Right up front: on ideological grounds, the Universal Basic Income annoys me. But on a practical level… it’s probably coming. The combination of the re-rise of socialism, despite it’s utter failure in the Soviet Union and China and Venezuela and Cuba and every damn where, with the likelihood of automation rendering most people simply obsolete, makes something like the UBI probably inevitable. So, if it’s inevitable, the best thing to do is to try to make it make sense.
First, some numbers.
The population of adults in the United States: 125.9 million women, 119.4 million men = 245.3 million. About 93% of the population are citizens,so handwave that to 228 million adult citizens.
The 2017 budget:
From this, the “welfare” expenditures include:
Medicare & health:$1.17 trillion
Social Security, Unemployment & labor: $1.139 Trillion
Housing & Community: $0.09 Trillion
Total: $2.399 Trillion
So if we simply divide up what we’re ALREADY SPENDING by the number of American adults, you get $10,521 per person, per year. Simply cutting everyone an annual or even monthly check would be *far* simpler than the current mess of government offices and bureaucrats and armies of accountants and all the rest.

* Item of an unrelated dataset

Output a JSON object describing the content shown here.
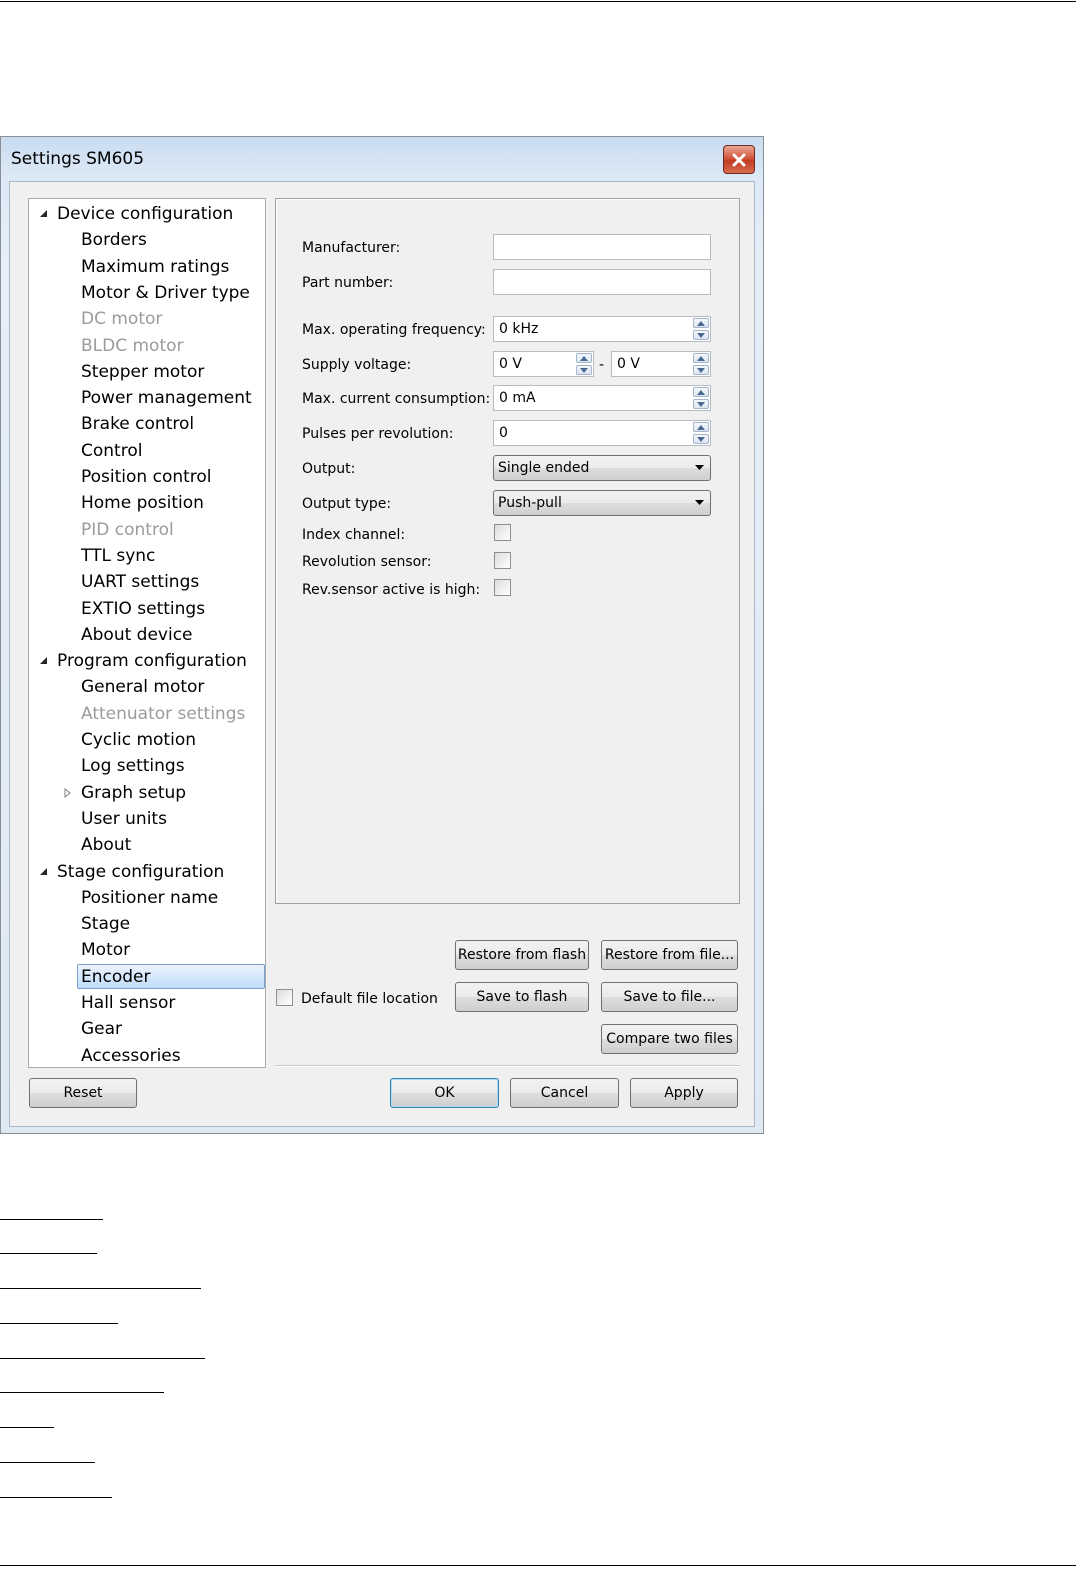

There would be ways to increase the payments per person without increasing the actual cost. Criminal status would of course be an obvious one… commit a violent felony and you’re off the Freebies List for *life.* You could make receiving the UBI optional… if you get it, you don’t get to vote in Federal elections, perhaps. Or perhaps if you turn down the UBI payment, you get *two* votes in Federal elections.
Ten grand is a good chunk of cash, but its still well below the current poverty rate. A way to help people cope, now that food stamps and the like are gone, is to make food free. As previously proposed, every place that sells food or booze could have a stand carrying free bundles of food loaf. It’s not tasty, but it’s nutritious and it would be free. And being free and of limited interest to those who don’t actually need it, there would be little to no opportunity for a black market in the stuff, eliminating the likes of food stamp fraud.
By getting rid of Medicare and the like, medical care and its costs would be returned to the responsibility of the people. Getting government out of the business would restore a measure of free market economics to the medical business; this would lower costs, potentially by a *lot.*